= Problem to work on =
Filter the listing down to the lines containing the word "title".

= Given entries =
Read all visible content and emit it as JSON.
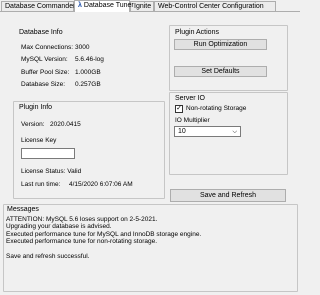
{
  "tabs": [
    "Database Commander",
    "Database Tuner",
    "Ignite",
    "Web-Control Center Configuration"
  ],
  "active_tab_icon": "tuner-icon",
  "database_info": {
    "title": "Database Info",
    "max_connections_label": "Max Connections:",
    "max_connections_value": "3000",
    "mysql_version_label": "MySQL Version:",
    "mysql_version_value": "5.6.46-log",
    "buffer_pool_label": "Buffer Pool Size:",
    "buffer_pool_value": "1.000GB",
    "database_size_label": "Database Size:",
    "database_size_value": "0.257GB"
  },
  "plugin_actions": {
    "title": "Plugin Actions",
    "run_optimization": "Run Optimization",
    "set_defaults": "Set Defaults"
  },
  "plugin_info": {
    "title": "Plugin Info",
    "version_label": "Version:",
    "version_value": "2020.0415",
    "license_key_label": "License Key",
    "license_key_value": "",
    "license_status": "License Status: Valid",
    "last_run_label": "Last run time:",
    "last_run_value": "4/15/2020 6:07:06 AM"
  },
  "server_io": {
    "title": "Server IO",
    "non_rotating_label": "Non-rotating Storage",
    "non_rotating_checked": true,
    "io_multiplier_label": "IO Multiplier",
    "io_multiplier_value": "10"
  },
  "save_refresh": "Save and Refresh",
  "messages": {
    "title": "Messages",
    "lines": [
      "ATTENTION: MySQL 5.6 loses support on 2-5-2021.",
      "Upgrading your database is advised.",
      "Executed performance tune for MySQL and InnoDB storage engine.",
      "Executed performance tune for non-rotating storage.",
      "",
      "Save and refresh successful."
    ]
  }
}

= Response box =
    "title": "Database Info",
    "title": "Plugin Actions",
    "title": "Plugin Info",
    "title": "Server IO",
    "title": "Messages",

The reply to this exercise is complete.